► Cupra's take on the ID.3
► Gets a range of tweaks to differentiate it
► But is it different enough?
The Leon and Formentor may look the part, but the Cupra story really begins with this – the all-new Cupra Born. The first all-electric Cupra on sale, the Born makes good on the new brand’s promises; performance, emotion, and sustainability.
But just how different is it to its MEB twin, the VW ID.3 – and does it do enough to separate itself from Volkswagen’s BEV? To find out, we drove LHD examples of Cupra’s new BEV around Barcelona – in both 150kW and 170kW forms. Keep reading for the full review.
It looks good!
It’s fair to say the new Cupra Born is a looker. Although it shares a platform with the VW ID.3, it’s dressed in the same folds and creases we’ve seen on the Formentor and Leon – and the results are striking to say the least. The Born looks less-appliance-like than its MEB twin; Cupra’s bronze highlights and full LED lighting work well and unlike the ID.3, there’s no unsightly black band beneath the windscreen.
The Cupra features some changes under the surface too; the Born has a quicker ‘progressive’ steering rack than the ID.3 and lowered axles as standard (15mm at front and 10mm at the rear). The way the Cupra applies its power to the road is different, too; it’s available with wider 235 and there’s also more aggressive response thanks to a different DCC (dynamic chassis control) – especially in Cupra mode.

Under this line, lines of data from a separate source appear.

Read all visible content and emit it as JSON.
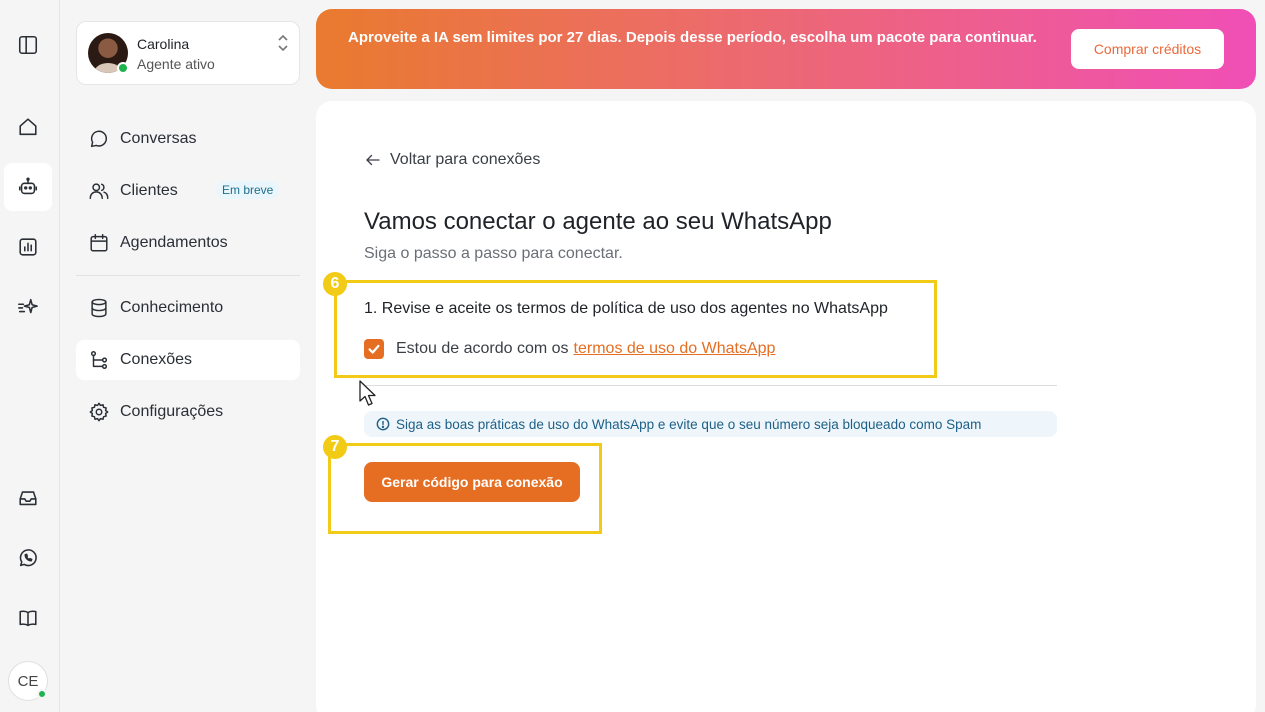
{
  "rail": {
    "icons": [
      "sidebar-toggle-icon",
      "home-icon",
      "robot-icon",
      "chart-icon",
      "sparkles-icon",
      "inbox-icon",
      "whatsapp-icon",
      "book-icon"
    ],
    "user_initials": "CE"
  },
  "user": {
    "name": "Carolina",
    "status": "Agente ativo"
  },
  "nav": {
    "items": [
      {
        "label": "Conversas"
      },
      {
        "label": "Clientes",
        "badge": "Em breve"
      },
      {
        "label": "Agendamentos"
      },
      {
        "label": "Conhecimento"
      },
      {
        "label": "Conexões"
      },
      {
        "label": "Configurações"
      }
    ]
  },
  "banner": {
    "text": "Aproveite a IA sem limites por 27 dias. Depois desse período, escolha um pacote para continuar.",
    "button": "Comprar créditos"
  },
  "main": {
    "back_link": "Voltar para conexões",
    "title": "Vamos conectar o agente ao seu WhatsApp",
    "subtitle": "Siga o passo a passo para conectar.",
    "step1": "1. Revise e aceite os termos de política de uso dos agentes no WhatsApp",
    "agree_prefix": "Estou de acordo com os",
    "agree_link": "termos de uso do WhatsApp",
    "agree_checked": true,
    "tip": "Siga as boas práticas de uso do WhatsApp e evite que o seu número seja bloqueado como Spam",
    "cta": "Gerar código para conexão"
  },
  "annotations": {
    "marker_a": "6",
    "marker_b": "7"
  },
  "colors": {
    "accent": "#e56e22",
    "annotation": "#f2cb17",
    "online": "#1fb350"
  }
}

The Born is available with three battery sizes, 45kWh, 58kWh and 77kWh and estimated range can vary from 211 to 336 miles depending on the model you get. We drove the 150 kW and 170kW trims, which translates to 201bhp and 228bhp – and the latter was kitted out with what Cupra calls eBoost.
Just like similar modes we’ve seen on VW Group cars, eBoost offers a small power increase but only does so if parameters such as temperature and available charge align.

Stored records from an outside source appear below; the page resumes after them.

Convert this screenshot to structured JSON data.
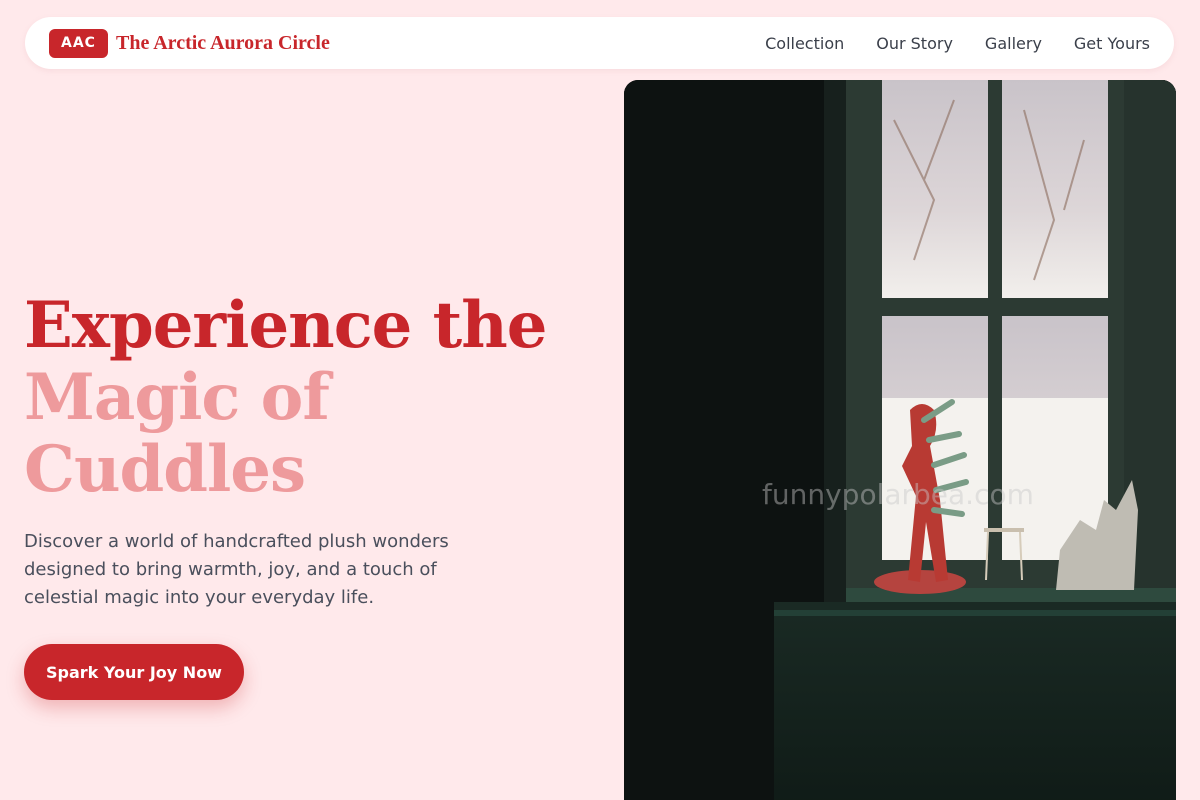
{
  "header": {
    "logo_badge": "AAC",
    "brand_name": "The Arctic Aurora Circle",
    "nav": [
      {
        "label": "Collection"
      },
      {
        "label": "Our Story"
      },
      {
        "label": "Gallery"
      },
      {
        "label": "Get Yours"
      }
    ]
  },
  "hero": {
    "title_line1": "Experience the",
    "title_line2": "Magic of",
    "title_line3": "Cuddles",
    "description": "Discover a world of handcrafted plush wonders designed to bring warmth, joy, and a touch of celestial magic into your everyday life.",
    "cta_label": "Spark Your Joy Now"
  },
  "image": {
    "watermark": "funnypolarbea.com"
  },
  "colors": {
    "background": "#ffe9eb",
    "accent": "#c8262b",
    "accent_light": "#ee9a9c",
    "text_muted": "#4a4f5c"
  }
}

How does it drive?
As you’d expect from a compact EV, the Cupra works well in Barcelona’s narrow streets and busy junctions. While 0-62mph is a sensible 6.6 seconds for the 170kW car and 7.3 seconds for the 150kW model, both can hit 30mph in just 2.6 or 2.9 seconds, making them ideal for silently darting through traffic. So far, so ID.3.
On winding twisting roads, Cupra’s engineering tweaks are more noticeable: The Born’s quicker rack means it feels keener to dive into flowing bends and hairpins, and the revised DCC gives the impression you have a closer link with the Born’s single, rear-wheel-drive motor on the way out.
However, the feel from the left pedal is less intuitive than the right, and the actual stopping-power on tap feels slightly inadequate too. The Born was able to drag itself out of hairpins throughout our mountain drive, but often struggled to comfortably slow for them.
What’s it like inside?
The Cupra’s interior will be familiar to anyone who has driven an ID.3, but that’s not necessarily a bad thing. Like the VW, key information is shown on a pod that moves with the steering wheel, and functions are controlled via the wheel with capacitive buttons – or a floating 12-inch touchscreen. Like the ID.3, the gears are also controlled via a shifting mechanism attached to the cockpit dials.
On the whole, the Cupra’s interior feels good. 3D textures and flashes of bronze elevate it compared to the more appliance-like VW, and it all makes for a strong package. However, there were a few issues: we found the A-pillar to be a little obstructive – as it is in the ID.3 – and the capacitive steering-mounted buttons were pretty hit and miss.
In isolation, the Cupra Born is an impressive bit of kit. Stylish, with more than enough power for urban environments, it also feels a touch sporty when you get past the city limits. The interior is solid too, and it’s competitive on paper too. However, the biggest problem for the Cupra comes in the form of its MEB-powered VW counterpart.
The Cupra may look significantly better, but in standard 45kWh or 58kWh trims it’s hard to justify buying it over the VW. Some of the tweaks Cupra engineers have made are very subtle – and certainly don’t put daylight between the two MEB cars.
In higher-spec trims with all boxes ticked there should be more of a difference, but it’s still not as pronounced as we’d hope.
Specs are for 170kW eBoost model.